So ask yourself: Is It I? Have I betrayed my Lord? Have I sold him for fiery outbursts? Have I exchanged him for pleasure that really did not satisfy? Have I dumped him so that I am not identified as “Christian?” Is It I? Honestly? Yes, you are the one with a sinful heart, but you are the one for whom the Savior goes.
And Jesus goes willingly. I mean, Jesus uncovers the future: One of you will betray me. Yet, he does not slip out the back door. He does not detour from the Mount of Olives. Instead, he tells each disciple—you and me included: The Son of Man will go just as it is written about him. He will allow Judas to slink out the back door. He will pray in Gethsemane as the armed mob jostles towards him. He will watch his creation kill him— kill him instead of killing their wicked unbelief. He will go to Mount Calvary where our ‘Woe’ will devour him.
Yes, you are the one for whom the Savior goes. His suffers to such an extent that it would be better if he had never been born! Yet, he suffers so that our lives are changed from ‘better off dead’ to ‘better off because of Jesus.’
Jesus, who goes into death for us, also goes out of death for us. He will go out of the tomb without the eternal woe of death. He will go out of the tomb with a new word for you: “Blessed.” You are ‘blessed’ because are you that you are the one for whom the Savior goes.
You will always live as one for whom the Savior goes. Each day you rise as a forgiven child of God. It is in the Word that you see Jesus evaluate and judge your hearts: not guilty!” What joy! Judas, who turned from faith, had nowhere to run. The devil duped him into believing that 30-pieces of silver would give him greater satisfaction than Jesus ever could. Yet, when the money actually hit his hands, Judas realized how great of a lie he believed. Worse yet, he failed even to turn to a Savior in his great despair. Without faith in a Savior, he had nowhere else to run.

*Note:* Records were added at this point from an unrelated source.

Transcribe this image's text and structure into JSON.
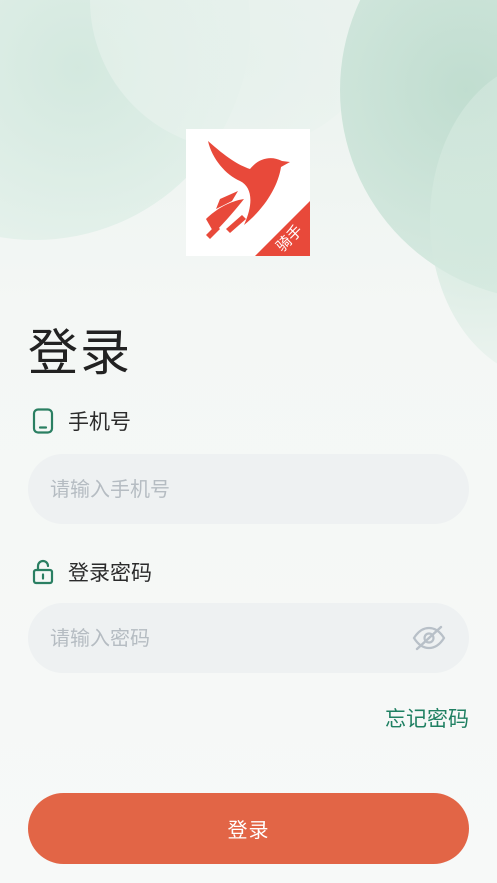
{
  "app": {
    "logo_badge": "骑手"
  },
  "title": "登录",
  "phone": {
    "label": "手机号",
    "placeholder": "请输入手机号",
    "value": ""
  },
  "password": {
    "label": "登录密码",
    "placeholder": "请输入密码",
    "value": ""
  },
  "links": {
    "forgot_password": "忘记密码"
  },
  "actions": {
    "login_label": "登录"
  },
  "colors": {
    "brand_red": "#e26546",
    "logo_red": "#e8493a",
    "accent_green": "#1f8062",
    "icon_green": "#2a7f62",
    "input_bg": "#eef1f2",
    "placeholder": "#b5bcc2"
  },
  "icons": {
    "phone": "phone-icon",
    "lock": "unlock-icon",
    "eye": "eye-off-icon"
  }
}
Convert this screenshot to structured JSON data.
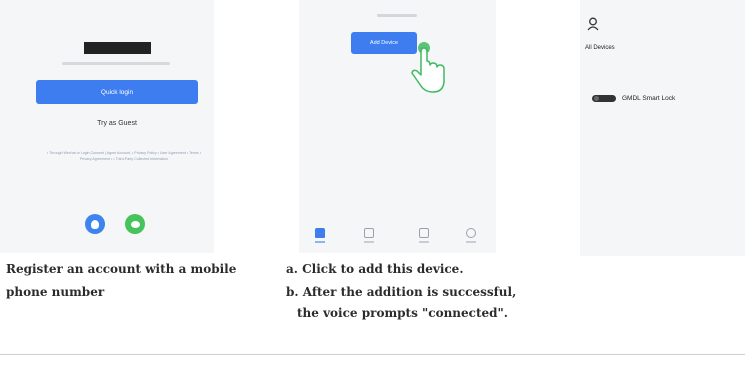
{
  "login_screen": {
    "quick_login_label": "Quick login",
    "guest_label": "Try as Guest",
    "agreement_text": "• Through Wechat or Login Consent | Agree Account, • Privacy Policy • User Agreement • Terms • Privacy Agreement • • Third-Party Collected Information"
  },
  "home_screen": {
    "add_device_label": "Add Device"
  },
  "devices_screen": {
    "section_title": "All Devices",
    "device_name": "GMDL Smart Lock"
  },
  "captions": {
    "step1": "Register an account with a mobile phone number",
    "step2a": "a. Click to add this device.",
    "step2b": "b. After the addition is successful,",
    "step2c": "the voice prompts \"connected\"."
  },
  "colors": {
    "accent": "#3e7df0",
    "hand_outline": "#3dbb61"
  }
}
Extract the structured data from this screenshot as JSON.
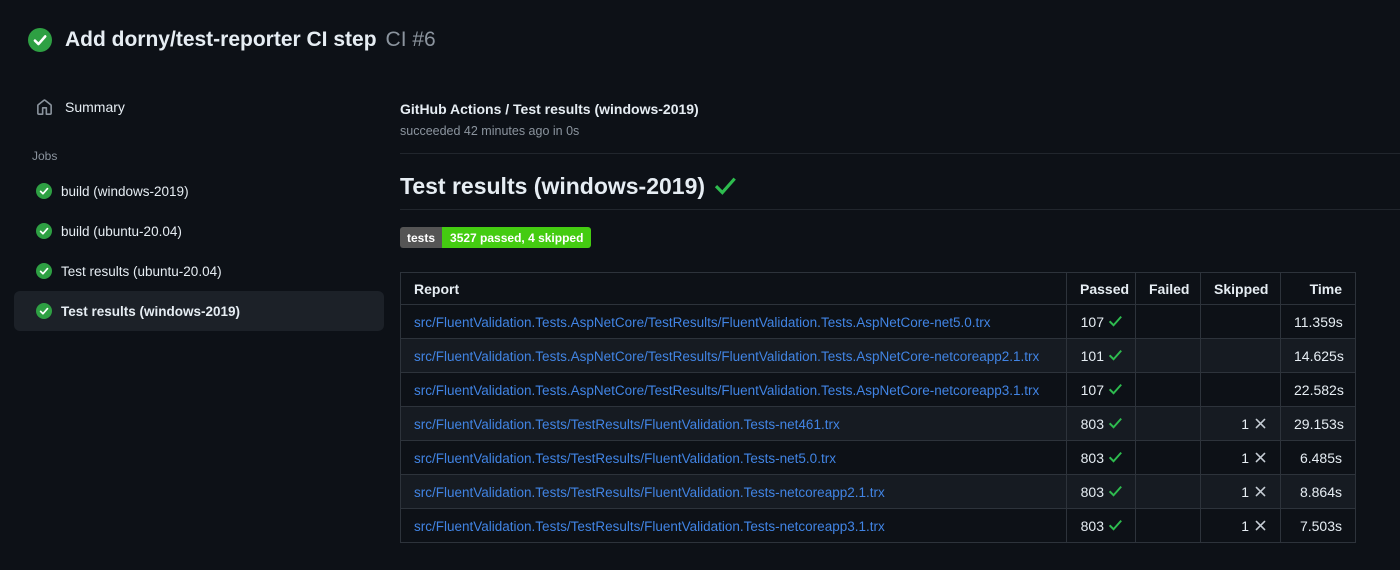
{
  "colors": {
    "bg": "#0d1117",
    "accent_link": "#4184e4",
    "success_green": "#2ea043",
    "badge_label_bg": "#555555",
    "badge_value_bg": "#44cc11"
  },
  "header": {
    "status_icon": "check-circle-icon",
    "title": "Add dorny/test-reporter CI step",
    "run_ref": "CI #6"
  },
  "sidebar": {
    "summary_label": "Summary",
    "jobs_heading": "Jobs",
    "jobs": [
      {
        "label": "build (windows-2019)",
        "status": "success",
        "selected": false
      },
      {
        "label": "build (ubuntu-20.04)",
        "status": "success",
        "selected": false
      },
      {
        "label": "Test results (ubuntu-20.04)",
        "status": "success",
        "selected": false
      },
      {
        "label": "Test results (windows-2019)",
        "status": "success",
        "selected": true
      }
    ]
  },
  "main": {
    "run_title": "GitHub Actions / Test results (windows-2019)",
    "run_status_line": "succeeded 42 minutes ago in 0s",
    "section_title": "Test results (windows-2019)",
    "section_status": "success",
    "badge": {
      "label": "tests",
      "value": "3527 passed, 4 skipped"
    },
    "table": {
      "headers": [
        "Report",
        "Passed",
        "Failed",
        "Skipped",
        "Time"
      ],
      "rows": [
        {
          "report": "src/FluentValidation.Tests.AspNetCore/TestResults/FluentValidation.Tests.AspNetCore-net5.0.trx",
          "passed": "107",
          "failed": "",
          "skipped": "",
          "time": "11.359s"
        },
        {
          "report": "src/FluentValidation.Tests.AspNetCore/TestResults/FluentValidation.Tests.AspNetCore-netcoreapp2.1.trx",
          "passed": "101",
          "failed": "",
          "skipped": "",
          "time": "14.625s"
        },
        {
          "report": "src/FluentValidation.Tests.AspNetCore/TestResults/FluentValidation.Tests.AspNetCore-netcoreapp3.1.trx",
          "passed": "107",
          "failed": "",
          "skipped": "",
          "time": "22.582s"
        },
        {
          "report": "src/FluentValidation.Tests/TestResults/FluentValidation.Tests-net461.trx",
          "passed": "803",
          "failed": "",
          "skipped": "1",
          "time": "29.153s"
        },
        {
          "report": "src/FluentValidation.Tests/TestResults/FluentValidation.Tests-net5.0.trx",
          "passed": "803",
          "failed": "",
          "skipped": "1",
          "time": "6.485s"
        },
        {
          "report": "src/FluentValidation.Tests/TestResults/FluentValidation.Tests-netcoreapp2.1.trx",
          "passed": "803",
          "failed": "",
          "skipped": "1",
          "time": "8.864s"
        },
        {
          "report": "src/FluentValidation.Tests/TestResults/FluentValidation.Tests-netcoreapp3.1.trx",
          "passed": "803",
          "failed": "",
          "skipped": "1",
          "time": "7.503s"
        }
      ]
    }
  }
}
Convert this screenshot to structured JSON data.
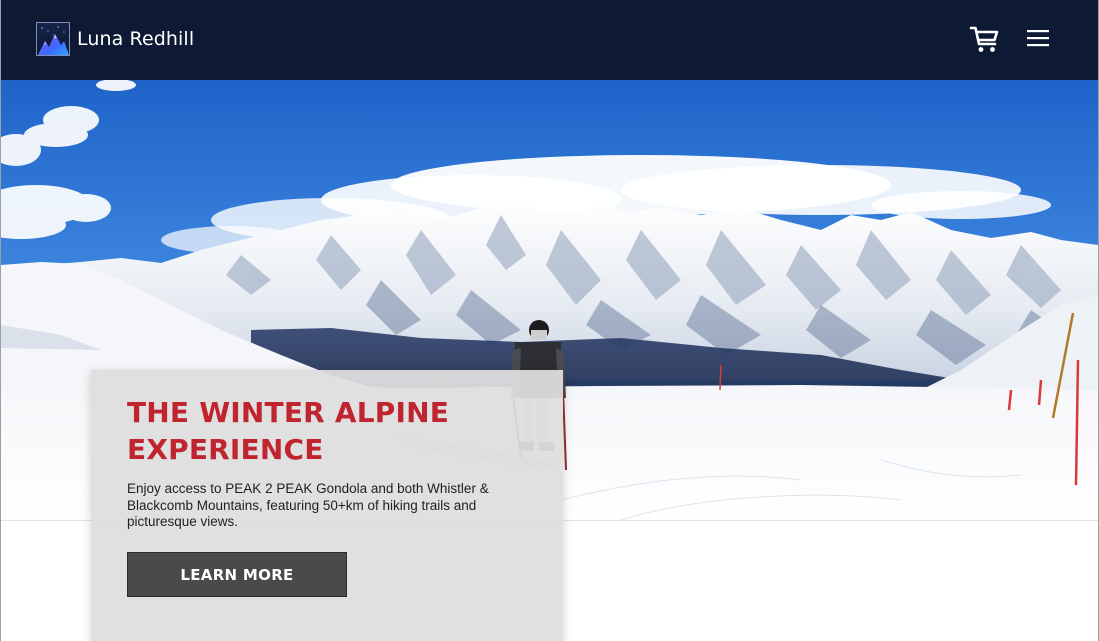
{
  "header": {
    "brand_name": "Luna Redhill",
    "logo_icon": "mountain-logo-icon",
    "cart_icon": "shopping-cart-icon",
    "menu_icon": "hamburger-menu-icon",
    "background_color": "#0e1a33"
  },
  "hero": {
    "image": "snowy-mountain-skier-photo",
    "title": "THE WINTER ALPINE EXPERIENCE",
    "description": "Enjoy access to PEAK 2 PEAK Gondola and both Whistler & Blackcomb Mountains, featuring 50+km of hiking trails and picturesque views.",
    "button_label": "LEARN MORE",
    "title_color": "#c0252f",
    "button_color": "#4a4a4a"
  }
}
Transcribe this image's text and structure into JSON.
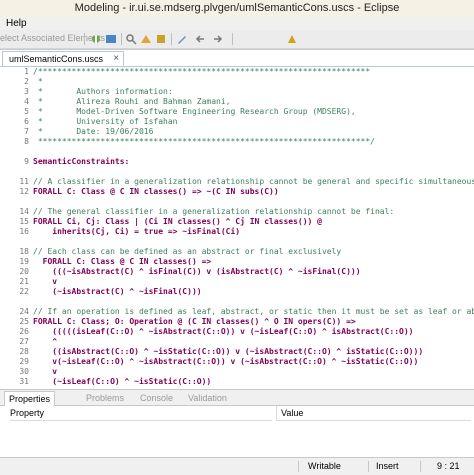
{
  "window": {
    "title": "Modeling - ir.ui.se.mdserg.plvgen/umlSemanticCons.uscs - Eclipse"
  },
  "menu": {
    "items": [
      "Help"
    ]
  },
  "toolbar": {
    "select_label": "elect Associated Elements"
  },
  "editor": {
    "tab_label": "umlSemanticCons.uscs",
    "close_icon": "×",
    "lines": [
      {
        "n": "1",
        "segments": [
          {
            "t": "/*********************************************************************",
            "c": "c"
          }
        ]
      },
      {
        "n": "2",
        "segments": [
          {
            "t": " *",
            "c": "c"
          }
        ]
      },
      {
        "n": "3",
        "segments": [
          {
            "t": " *       Authors information:",
            "c": "c"
          }
        ]
      },
      {
        "n": "4",
        "segments": [
          {
            "t": " *       Alireza Rouhi and Bahman Zamani,",
            "c": "c"
          }
        ]
      },
      {
        "n": "5",
        "segments": [
          {
            "t": " *       Model-Driven Software Engineering Research Group (MDSERG),",
            "c": "c"
          }
        ]
      },
      {
        "n": "6",
        "segments": [
          {
            "t": " *       University of Isfahan",
            "c": "c"
          }
        ]
      },
      {
        "n": "7",
        "segments": [
          {
            "t": " *       Date: 19/06/2016",
            "c": "c"
          }
        ]
      },
      {
        "n": "8",
        "segments": [
          {
            "t": " *********************************************************************/",
            "c": "c"
          }
        ]
      },
      {
        "n": "",
        "segments": []
      },
      {
        "n": "9",
        "segments": [
          {
            "t": "SemanticConstraints:",
            "c": "k"
          }
        ]
      },
      {
        "n": "",
        "segments": []
      },
      {
        "n": "11",
        "segments": [
          {
            "t": "// A classifier in a generalization relationship cannot be general and specific simultaneously in",
            "c": "c"
          }
        ]
      },
      {
        "n": "12",
        "segments": [
          {
            "t": "FORALL C: Class @ C IN classes() => ~(C IN subs(C))",
            "c": "k"
          }
        ]
      },
      {
        "n": "",
        "segments": []
      },
      {
        "n": "14",
        "segments": [
          {
            "t": "// The general classifier in a generalization relationship cannot be final:",
            "c": "c"
          }
        ]
      },
      {
        "n": "15",
        "segments": [
          {
            "t": "FORALL Ci, Cj: Class | (Ci IN classes() ^ Cj IN classes()) @",
            "c": "k"
          }
        ]
      },
      {
        "n": "16",
        "segments": [
          {
            "t": "    inherits(Cj, Ci) = true => ~isFinal(Ci)",
            "c": "k"
          }
        ]
      },
      {
        "n": "",
        "segments": []
      },
      {
        "n": "18",
        "segments": [
          {
            "t": "// Each class can be defined as an abstract or final exclusively",
            "c": "c"
          }
        ]
      },
      {
        "n": "19",
        "segments": [
          {
            "t": "  FORALL C: Class @ C IN classes() =>",
            "c": "k"
          }
        ]
      },
      {
        "n": "20",
        "segments": [
          {
            "t": "    (((~isAbstract(C) ^ isFinal(C)) v (isAbstract(C) ^ ~isFinal(C)))",
            "c": "k"
          }
        ]
      },
      {
        "n": "21",
        "segments": [
          {
            "t": "    v",
            "c": "k"
          }
        ]
      },
      {
        "n": "22",
        "segments": [
          {
            "t": "    (~isAbstract(C) ^ ~isFinal(C)))",
            "c": "k"
          }
        ]
      },
      {
        "n": "",
        "segments": []
      },
      {
        "n": "24",
        "segments": [
          {
            "t": "// If an operation is defined as leaf, abstract, or static then it must be set as leaf or abstract",
            "c": "c"
          }
        ]
      },
      {
        "n": "25",
        "segments": [
          {
            "t": "FORALL C: Class; O: Operation @ (C IN classes() ^ O IN opers(C)) =>",
            "c": "k"
          }
        ]
      },
      {
        "n": "26",
        "segments": [
          {
            "t": "    (((((isLeaf(C::O) ^ ~isAbstract(C::O)) v (~isLeaf(C::O) ^ isAbstract(C::O))",
            "c": "k"
          }
        ]
      },
      {
        "n": "27",
        "segments": [
          {
            "t": "    ^",
            "c": "k"
          }
        ]
      },
      {
        "n": "28",
        "segments": [
          {
            "t": "    ((isAbstract(C::O) ^ ~isStatic(C::O)) v (~isAbstract(C::O) ^ isStatic(C::O)))",
            "c": "k"
          }
        ]
      },
      {
        "n": "29",
        "segments": [
          {
            "t": "    v(~isLeaf(C::O) ^ ~isAbstract(C::O)) v (~isAbstract(C::O) ^ ~isStatic(C::O))",
            "c": "k"
          }
        ]
      },
      {
        "n": "30",
        "segments": [
          {
            "t": "    v",
            "c": "k"
          }
        ]
      },
      {
        "n": "31",
        "segments": [
          {
            "t": "    (~isLeaf(C::O) ^ ~isStatic(C::O))",
            "c": "k"
          }
        ]
      }
    ]
  },
  "properties": {
    "tabs": [
      {
        "label": "Properties",
        "active": true
      },
      {
        "label": "Problems",
        "active": false
      },
      {
        "label": "Console",
        "active": false
      },
      {
        "label": "Validation",
        "active": false
      }
    ],
    "col_property": "Property",
    "col_value": "Value"
  },
  "status": {
    "writable": "Writable",
    "insert": "Insert",
    "position": "9 : 21"
  },
  "icons": [
    "select-icon",
    "run-icon",
    "search-icon",
    "navigate-icon",
    "refresh-icon",
    "edit-icon",
    "back-icon",
    "forward-icon",
    "plugin-icon"
  ]
}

You (and I) will continue battling temptation. The battle will be fierce. The battle will be exhausting. Yet, you have a place to run for strength and victory. You can race to Jesus. His nail-pierced hands gently lift up your chin. His nail-pieced hands point at the altar of the cross, where he removed our woe with his blood. There, in his pierced hands, you find the open, outstretched embrace of forgiveness. There, in his pierced hands, you receive the tender embrace of a dear Savior. There, at the cross, you marvel: Is It I? Jesus goes for me? Yes, you are the one for whom the Savior goes.
The human heart is capable of unleashing the most horrific of evils. Recognizing that takes the first step to treasuring the life of Jesus. You are the one with the sinful heart. A heart which still serves its own self-interests. A heart which would push Jesus away if it has the chance. Yet, you are the one for whom the Savior goes. He goes to bring your heart to himself. He goes to align the desires of your heart to his. Is It I? Yes, you are the one with a sinful heart. Yes, you are the one for whom the Savior goes.